Bush, whose husband tragically died in 2017 in Johannesburg during an armed robbery in their home, stresses that "disruption doesn’t just happen ‘out there’. It’s not just about being driven by information technology or biotechnology, robots or artificial intelligence. Disruption happens all the time, in our homes and in our families as individuals grow up and change (even adults), and as family structures are altered due to death, divorce, remarriage, blended families, special-needs children, financial and work pressure, and more" (11). She feels strongly that "parents and children continually need to reinvent, adapt and adopt to remain relevant and to thrive in this fast-changing world" (10).
I could not put this book down. The authors deserve applause for creating riveting content that is highly applicable, very informative and certainly practical to implement. The writing is clear, concise and very much to the point. I experienced a sense of déjà vu when I opened the book at Chapter 1, chillingly titled, "Wake up, the world has changed!" – for is that thought not uppermost in our minds today? I agree with Michael Grose’s suggestion in the foreword to read Future-proof your child for the 2020s and beyond twice. "Read it through the first time as quickly as you can. Then read it a second time using a highlighter to mark actionable steps and discussion points you pick up along the way. This is definitely a book to mull over and revisit time and again." Groce, a parenting educator and speaker, is the author of 11 parenting books.
The titles of the remaining chapters – there are nine altogether – are: "How your child develops", "Trends that will change your child’s future", "Jobs of the future", "Developing X-factors for success in our children", "What can school do for your child?", "Building a Talent Profile", "Build a values-based family brand" and "A call to action".
Future-proof your child for the 2020s and beyond is largely intended for those involved in raising children from birth to 12 years. I consider it an invaluable guide to equip children with the right skill sets, attitudes and world views to enable them to identify future opportunities and thrive, no matter what tomorrow may or may not hold. I wholeheartedly recommend this book to anyone who has children or who works with them. In the words of the late Nelson Mandela, "There can be no keener revelation of a society’s soul than the way in which it treats its children."
About the authors
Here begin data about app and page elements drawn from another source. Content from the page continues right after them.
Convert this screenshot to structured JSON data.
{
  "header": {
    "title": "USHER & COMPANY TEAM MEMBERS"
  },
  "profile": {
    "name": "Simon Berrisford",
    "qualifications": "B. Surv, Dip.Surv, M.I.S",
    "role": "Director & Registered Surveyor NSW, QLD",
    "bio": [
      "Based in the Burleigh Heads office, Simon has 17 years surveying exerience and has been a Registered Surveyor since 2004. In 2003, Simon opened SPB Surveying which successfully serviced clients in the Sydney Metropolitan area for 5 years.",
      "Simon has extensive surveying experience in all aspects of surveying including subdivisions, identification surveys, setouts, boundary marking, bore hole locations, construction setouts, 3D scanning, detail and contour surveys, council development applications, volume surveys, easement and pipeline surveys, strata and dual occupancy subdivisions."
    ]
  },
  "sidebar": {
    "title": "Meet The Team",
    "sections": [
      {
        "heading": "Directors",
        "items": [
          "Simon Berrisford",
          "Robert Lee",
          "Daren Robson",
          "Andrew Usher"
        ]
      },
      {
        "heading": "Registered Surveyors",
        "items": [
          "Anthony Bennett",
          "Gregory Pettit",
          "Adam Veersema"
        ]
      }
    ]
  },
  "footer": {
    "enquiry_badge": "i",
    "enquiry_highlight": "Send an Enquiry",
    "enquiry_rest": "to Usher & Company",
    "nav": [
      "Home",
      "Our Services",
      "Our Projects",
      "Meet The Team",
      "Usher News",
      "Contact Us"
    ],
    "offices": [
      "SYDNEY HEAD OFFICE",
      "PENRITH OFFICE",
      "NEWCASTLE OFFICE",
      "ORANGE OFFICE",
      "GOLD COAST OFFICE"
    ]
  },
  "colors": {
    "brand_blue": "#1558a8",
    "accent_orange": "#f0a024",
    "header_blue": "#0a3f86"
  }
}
Nikki Bush is a well-known author and media personality. She is a sought-after international speaker on parenting and child development, and her opinion is highly respected and trusted. Her bestselling titles include Future-proof your child: Parenting the wired generation (with Codrington), Easy answers to awkward questions and tech-savvy parenting.
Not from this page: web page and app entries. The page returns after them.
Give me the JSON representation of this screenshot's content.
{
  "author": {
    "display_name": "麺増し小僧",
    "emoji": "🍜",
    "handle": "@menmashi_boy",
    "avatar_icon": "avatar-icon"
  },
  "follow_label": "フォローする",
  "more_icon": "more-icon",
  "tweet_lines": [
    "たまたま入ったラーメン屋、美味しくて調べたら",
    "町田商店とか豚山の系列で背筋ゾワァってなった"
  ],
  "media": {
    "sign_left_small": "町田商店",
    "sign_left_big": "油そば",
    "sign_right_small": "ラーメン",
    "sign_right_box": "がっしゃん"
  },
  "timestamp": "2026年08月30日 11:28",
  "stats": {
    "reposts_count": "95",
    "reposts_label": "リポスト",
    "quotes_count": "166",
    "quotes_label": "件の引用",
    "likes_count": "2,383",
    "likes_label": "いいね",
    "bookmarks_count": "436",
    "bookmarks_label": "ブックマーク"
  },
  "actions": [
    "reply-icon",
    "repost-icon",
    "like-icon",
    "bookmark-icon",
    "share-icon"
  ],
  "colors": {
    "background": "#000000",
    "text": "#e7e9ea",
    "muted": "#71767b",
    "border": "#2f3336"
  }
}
Graeme Codrington focuses on the future of work as a futurist and strategy consultant. Having worked in nearly 100 countries, he has helped some of the globe’s largest companies and best business schools prepare for tomorrows world today. His bestselling titles include Future-proof your child: Parenting the wired generation (with Bush), Mind the gap and Leading in a changing world.